A week later, the corvette Port Arthur was escorting another coastal convoy in the same area and her captain, Lieutenant-Commander Ted Simmons, promoted and decorated since leaving Chambly, was finding it difficult to control his laughter. A fair wind was blowing from astern and smoke pouring from the funnel enveloped the crow’s nest where a new recruit from Saskatchewan was on lookout. A few minutes earlier, the lookout had shouted down to the bridge, beckoned at his captain and demanded: “Hey, you in charge. Can’t you turn this bloody boat round and point tn the other direction? How d’you expect me to see anything with this smoke and soot half blinding me?”
The asdic operator brought Simmons’ amusement to an abrupt end with a report of a definite contact. Port Arthur delivered two well-placed attacks on the Italian submarine Tritone, damaging her high-pressure air system and forcing her to surface with what air remained in her tanks. Only 21 of the Italian crew managed to get clear before she capsized and sank.
By mid-1943 the Allies were winning the Battle of the Atlantic. The enemy was being destroyed faster than he could
sink merchant ships, and accelerated construction programs in Canada and Britain produced corvettes in increasing numbers, some so improved and enlarged that they were called frigates. Aircraft spanned the Atlantic deepfield and there was nowhere for the enemy to hide.
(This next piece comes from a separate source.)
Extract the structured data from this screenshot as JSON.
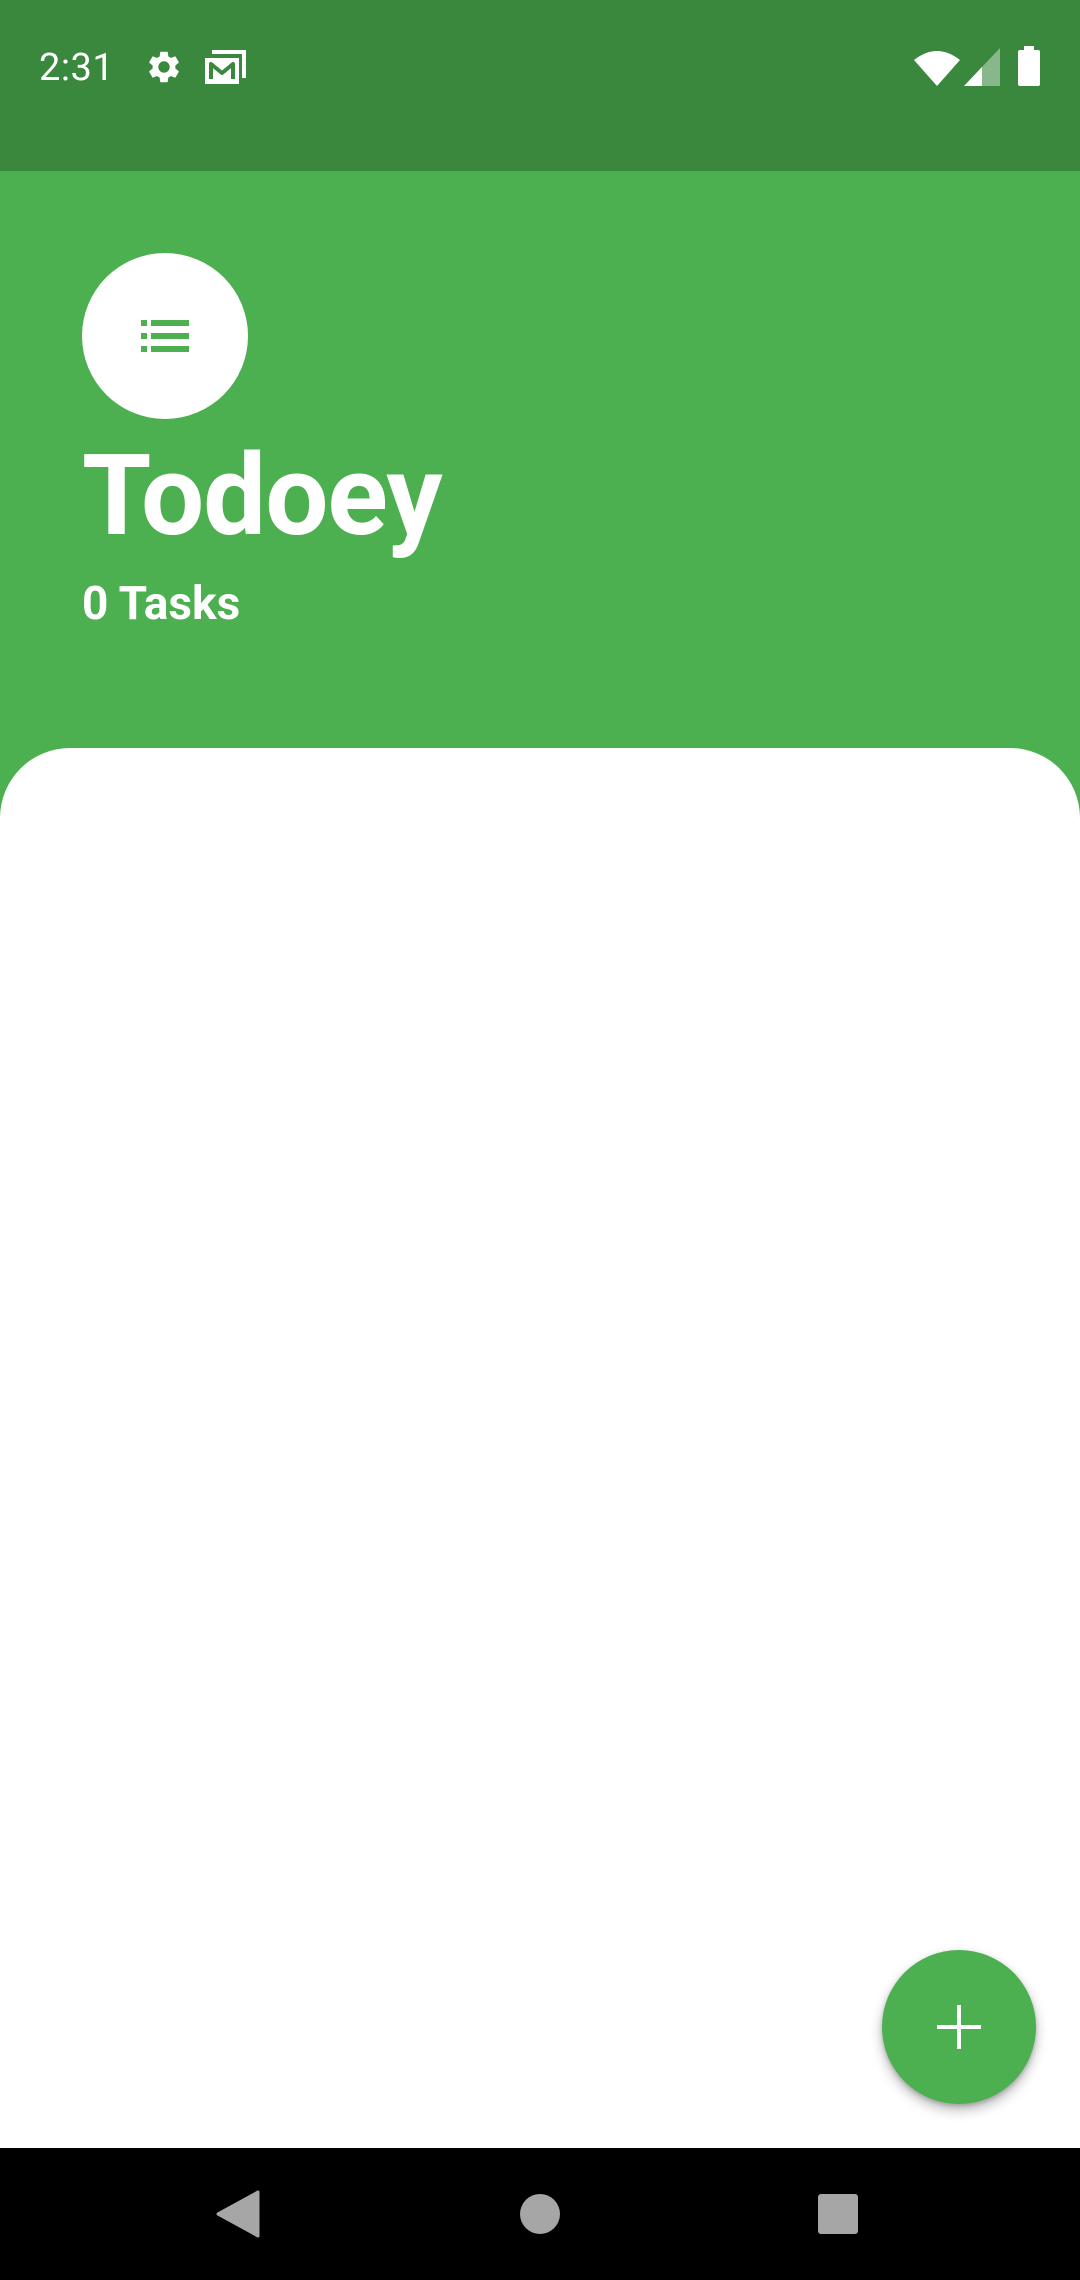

Nineteen Canadian corvettes were withdrawn from the Newfie-Derry run, given prolonged and extensive refits and then sent to England to join the gathering invasion forces. After D-day they patrolled the French coast, beating off ineffectual attacks by a weakened U-boat arm.
More than a hundred corvettes remained on the Atlantic convoy routes, their culminating triumph being the unmolested passage in July 1944 of the largest convoy ever assembled — HXS300, consisting of 167 ships under an all-Canadian escort.
In four years the Canadian Navy sank 27 U-boats, 15 of them by corvettes. It provided protection for 25,343 merchant-
ship voyages across the Atlantic and ensured the safe arrival in Britain of 181,643,180 tons of war supplies. More than 1,700 Canadian sailors lost their lives, many of them in the 10 corvettes sunk by the enemy.
In 1945, ninety thousand Canadians returned home from the sea. They left behind in naval dockyards row upon row of rusting corvettes, battle-scarred, empty and lifeless without their crews. To the Canadian taxpayer they represented an investment of nearly $75,000,000. On the principle that what has served once can always be made to serve again, the War Assets Corporation in Ottawa pul the corvettes up for sale.
Some went to the Chinese Nationalists and were later incorporated into the Red Chinese forces; others were sold to Israel, Chile, Venezuela, Haiti and the Dominican Republic. HMCS Hespeler, which helped to destroy U-484 in September 1944, had her face lifted by Home Lines and now sails the Ægcan Sea as the
pleasure cruiser Stella Maris. Where there were once depth charges, there are now deck chairs; where there was once a 4-inch gun, there is now a swimming pool.
Others have been converted into tugs and coasters and still sail the east and west coasts. But most of the originals were sold as scrap to such companies as the Steel Company of Canada in Hamilton. Only HMCS Sackville, veteran of innumerable convoy battles, remains in service; she is now a radar and hydrographic survey ship.
There is no room in an age of atomic submarines for William Reed’s whaler. But modern submarine chasers conform to his principles of “rapid acceleration, manoeuvrability and seaworthiness.” Their function is the same — to seek out and destroy the underwater enemy. For that reason, the legacy of the Canadian corvettes is an enduring foundation stone upon which the Navy of the future can be — and is being — built.